TASK STATEMENT => Your task is to return the data below, word for word.

Entries from a dataset of interfaces =>
_ _ _ _ _

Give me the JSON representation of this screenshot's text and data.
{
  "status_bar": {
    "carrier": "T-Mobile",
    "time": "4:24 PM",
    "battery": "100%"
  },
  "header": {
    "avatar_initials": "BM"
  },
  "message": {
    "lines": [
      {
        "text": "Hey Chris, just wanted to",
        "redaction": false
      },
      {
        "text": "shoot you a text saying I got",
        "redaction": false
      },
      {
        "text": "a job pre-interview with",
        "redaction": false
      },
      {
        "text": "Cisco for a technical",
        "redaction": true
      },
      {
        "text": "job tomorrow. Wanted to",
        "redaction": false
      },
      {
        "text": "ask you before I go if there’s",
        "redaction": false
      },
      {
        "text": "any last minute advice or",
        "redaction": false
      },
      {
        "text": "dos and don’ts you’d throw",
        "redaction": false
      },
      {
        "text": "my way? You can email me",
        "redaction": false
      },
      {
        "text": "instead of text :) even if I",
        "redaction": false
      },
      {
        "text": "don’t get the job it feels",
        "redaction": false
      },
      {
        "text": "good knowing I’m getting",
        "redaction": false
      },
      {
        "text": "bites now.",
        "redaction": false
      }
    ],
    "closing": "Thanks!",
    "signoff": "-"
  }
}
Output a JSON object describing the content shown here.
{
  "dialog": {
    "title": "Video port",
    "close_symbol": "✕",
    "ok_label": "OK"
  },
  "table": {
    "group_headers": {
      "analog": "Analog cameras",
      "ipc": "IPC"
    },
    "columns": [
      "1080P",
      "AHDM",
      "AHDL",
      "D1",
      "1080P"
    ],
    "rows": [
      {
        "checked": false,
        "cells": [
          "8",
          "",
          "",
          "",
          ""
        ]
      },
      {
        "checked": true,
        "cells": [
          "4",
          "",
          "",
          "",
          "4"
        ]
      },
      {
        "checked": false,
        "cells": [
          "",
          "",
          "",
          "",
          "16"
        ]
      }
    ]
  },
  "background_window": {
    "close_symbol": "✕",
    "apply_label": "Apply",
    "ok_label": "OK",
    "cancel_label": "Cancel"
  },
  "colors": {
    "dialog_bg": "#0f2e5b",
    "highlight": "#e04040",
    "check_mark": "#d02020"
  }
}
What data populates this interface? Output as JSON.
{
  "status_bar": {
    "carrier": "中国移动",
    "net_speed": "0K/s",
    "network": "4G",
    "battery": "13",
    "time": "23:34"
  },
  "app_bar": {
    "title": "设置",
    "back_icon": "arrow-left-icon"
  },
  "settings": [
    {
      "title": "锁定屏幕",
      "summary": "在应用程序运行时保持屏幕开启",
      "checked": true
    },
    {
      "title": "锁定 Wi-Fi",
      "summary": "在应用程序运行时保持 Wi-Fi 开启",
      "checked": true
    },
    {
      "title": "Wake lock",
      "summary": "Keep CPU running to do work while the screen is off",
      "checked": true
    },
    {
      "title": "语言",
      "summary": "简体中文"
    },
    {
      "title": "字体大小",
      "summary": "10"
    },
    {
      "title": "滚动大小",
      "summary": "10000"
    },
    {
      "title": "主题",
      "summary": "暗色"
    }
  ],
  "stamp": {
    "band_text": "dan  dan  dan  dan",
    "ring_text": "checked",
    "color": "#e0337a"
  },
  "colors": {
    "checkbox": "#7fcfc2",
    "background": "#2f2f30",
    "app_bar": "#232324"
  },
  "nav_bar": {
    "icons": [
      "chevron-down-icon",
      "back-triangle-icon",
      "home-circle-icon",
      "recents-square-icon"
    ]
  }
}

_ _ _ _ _

EXPECTED ANSWER =>
Give me the JSON representation of this screenshot's text and data.
{
  "status_bar": {
    "carrier": "T-Mobile",
    "time": "4:24 PM",
    "battery": "100%"
  },
  "header": {
    "avatar_initials": "BM"
  },
  "message": {
    "lines": [
      {
        "text": "Hey Chris, just wanted to",
        "redaction": false
      },
      {
        "text": "shoot you a text saying I got",
        "redaction": false
      },
      {
        "text": "a job pre-interview with",
        "redaction": false
      },
      {
        "text": "Cisco for a technical",
        "redaction": true
      },
      {
        "text": "job tomorrow. Wanted to",
        "redaction": false
      },
      {
        "text": "ask you before I go if there’s",
        "redaction": false
      },
      {
        "text": "any last minute advice or",
        "redaction": false
      },
      {
        "text": "dos and don’ts you’d throw",
        "redaction": false
      },
      {
        "text": "my way? You can email me",
        "redaction": false
      },
      {
        "text": "instead of text :) even if I",
        "redaction": false
      },
      {
        "text": "don’t get the job it feels",
        "redaction": false
      },
      {
        "text": "good knowing I’m getting",
        "redaction": false
      },
      {
        "text": "bites now.",
        "redaction": false
      }
    ],
    "closing": "Thanks!",
    "signoff": "-"
  }
}
Output a JSON object describing the content shown here.
{
  "dialog": {
    "title": "Video port",
    "close_symbol": "✕",
    "ok_label": "OK"
  },
  "table": {
    "group_headers": {
      "analog": "Analog cameras",
      "ipc": "IPC"
    },
    "columns": [
      "1080P",
      "AHDM",
      "AHDL",
      "D1",
      "1080P"
    ],
    "rows": [
      {
        "checked": false,
        "cells": [
          "8",
          "",
          "",
          "",
          ""
        ]
      },
      {
        "checked": true,
        "cells": [
          "4",
          "",
          "",
          "",
          "4"
        ]
      },
      {
        "checked": false,
        "cells": [
          "",
          "",
          "",
          "",
          "16"
        ]
      }
    ]
  },
  "background_window": {
    "close_symbol": "✕",
    "apply_label": "Apply",
    "ok_label": "OK",
    "cancel_label": "Cancel"
  },
  "colors": {
    "dialog_bg": "#0f2e5b",
    "highlight": "#e04040",
    "check_mark": "#d02020"
  }
}
What data populates this interface? Output as JSON.
{
  "status_bar": {
    "carrier": "中国移动",
    "net_speed": "0K/s",
    "network": "4G",
    "battery": "13",
    "time": "23:34"
  },
  "app_bar": {
    "title": "设置",
    "back_icon": "arrow-left-icon"
  },
  "settings": [
    {
      "title": "锁定屏幕",
      "summary": "在应用程序运行时保持屏幕开启",
      "checked": true
    },
    {
      "title": "锁定 Wi-Fi",
      "summary": "在应用程序运行时保持 Wi-Fi 开启",
      "checked": true
    },
    {
      "title": "Wake lock",
      "summary": "Keep CPU running to do work while the screen is off",
      "checked": true
    },
    {
      "title": "语言",
      "summary": "简体中文"
    },
    {
      "title": "字体大小",
      "summary": "10"
    },
    {
      "title": "滚动大小",
      "summary": "10000"
    },
    {
      "title": "主题",
      "summary": "暗色"
    }
  ],
  "stamp": {
    "band_text": "dan  dan  dan  dan",
    "ring_text": "checked",
    "color": "#e0337a"
  },
  "colors": {
    "checkbox": "#7fcfc2",
    "background": "#2f2f30",
    "app_bar": "#232324"
  },
  "nav_bar": {
    "icons": [
      "chevron-down-icon",
      "back-triangle-icon",
      "home-circle-icon",
      "recents-square-icon"
    ]
  }
}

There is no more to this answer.